» **What the exercise asks**
An exact copy of the entries, with every picture omitted, is what is needed here.

» **Provided records**

......

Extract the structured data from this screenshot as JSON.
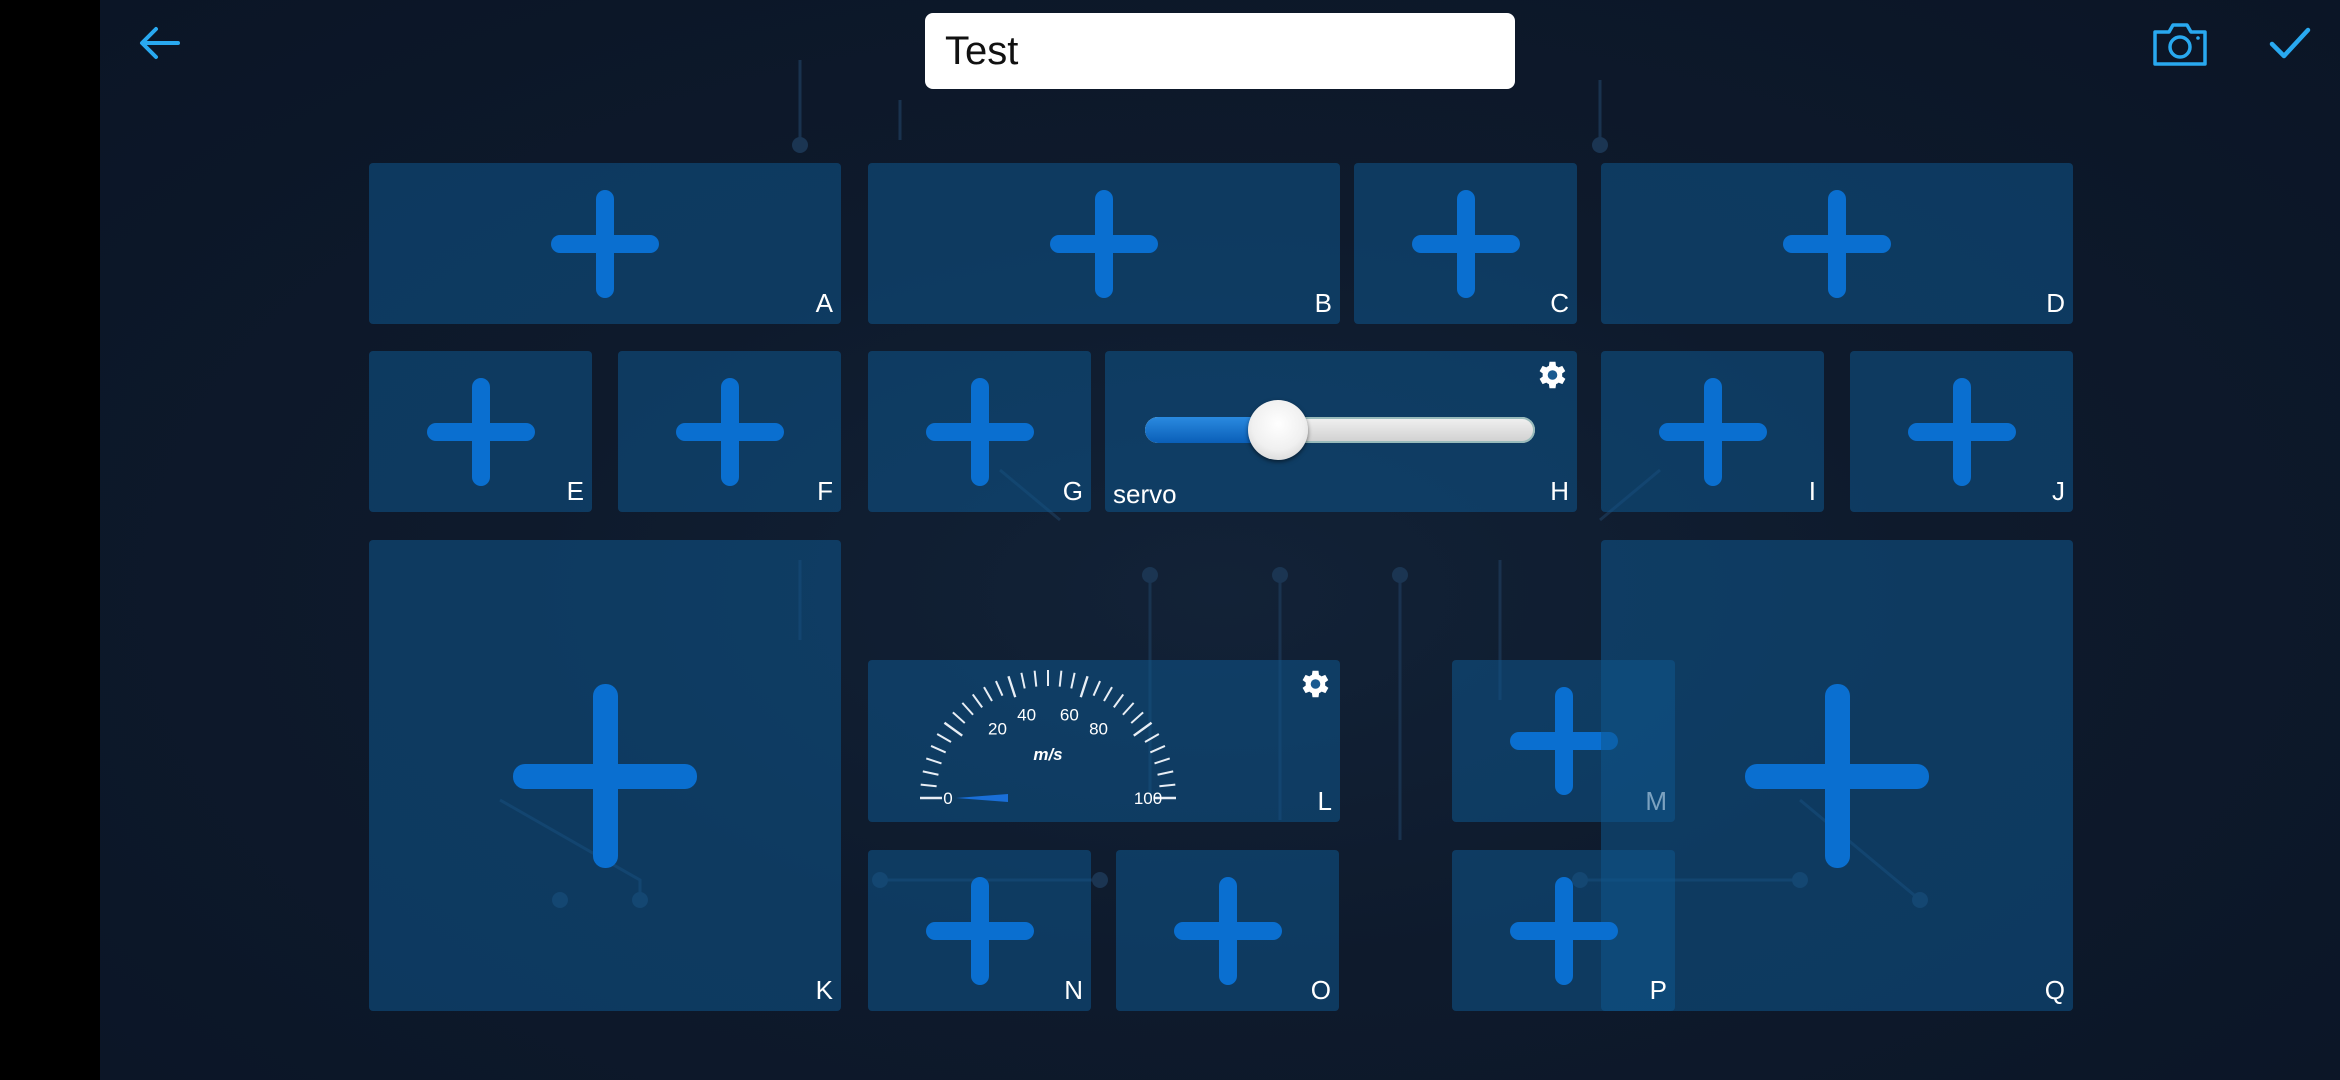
{
  "header": {
    "title_value": "Test",
    "back_icon": "arrow-left-icon",
    "camera_icon": "camera-icon",
    "confirm_icon": "checkmark-icon",
    "accent_color": "#29a9f0"
  },
  "tiles": [
    {
      "label": "A"
    },
    {
      "label": "B"
    },
    {
      "label": "C"
    },
    {
      "label": "D"
    },
    {
      "label": "E"
    },
    {
      "label": "F"
    },
    {
      "label": "G"
    },
    {
      "label": "H"
    },
    {
      "label": "I"
    },
    {
      "label": "J"
    },
    {
      "label": "K"
    },
    {
      "label": "L"
    },
    {
      "label": "M"
    },
    {
      "label": "N"
    },
    {
      "label": "O"
    },
    {
      "label": "P"
    },
    {
      "label": "Q"
    }
  ],
  "servo": {
    "name": "servo",
    "fraction": 0.34
  },
  "gauge": {
    "unit": "m/s",
    "ticks": [
      "0",
      "20",
      "40",
      "60",
      "80",
      "100"
    ],
    "min": 0,
    "max": 100,
    "value": 0
  },
  "colors": {
    "tile_plus": "#0a6fd0",
    "tile_bg": "#0f558c"
  }
}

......

» **Response**
Extract the structured data from this screenshot as JSON.
{
  "header": {
    "title_value": "Test",
    "back_icon": "arrow-left-icon",
    "camera_icon": "camera-icon",
    "confirm_icon": "checkmark-icon",
    "accent_color": "#29a9f0"
  },
  "tiles": [
    {
      "label": "A"
    },
    {
      "label": "B"
    },
    {
      "label": "C"
    },
    {
      "label": "D"
    },
    {
      "label": "E"
    },
    {
      "label": "F"
    },
    {
      "label": "G"
    },
    {
      "label": "H"
    },
    {
      "label": "I"
    },
    {
      "label": "J"
    },
    {
      "label": "K"
    },
    {
      "label": "L"
    },
    {
      "label": "M"
    },
    {
      "label": "N"
    },
    {
      "label": "O"
    },
    {
      "label": "P"
    },
    {
      "label": "Q"
    }
  ],
  "servo": {
    "name": "servo",
    "fraction": 0.34
  },
  "gauge": {
    "unit": "m/s",
    "ticks": [
      "0",
      "20",
      "40",
      "60",
      "80",
      "100"
    ],
    "min": 0,
    "max": 100,
    "value": 0
  },
  "colors": {
    "tile_plus": "#0a6fd0",
    "tile_bg": "#0f558c"
  }
}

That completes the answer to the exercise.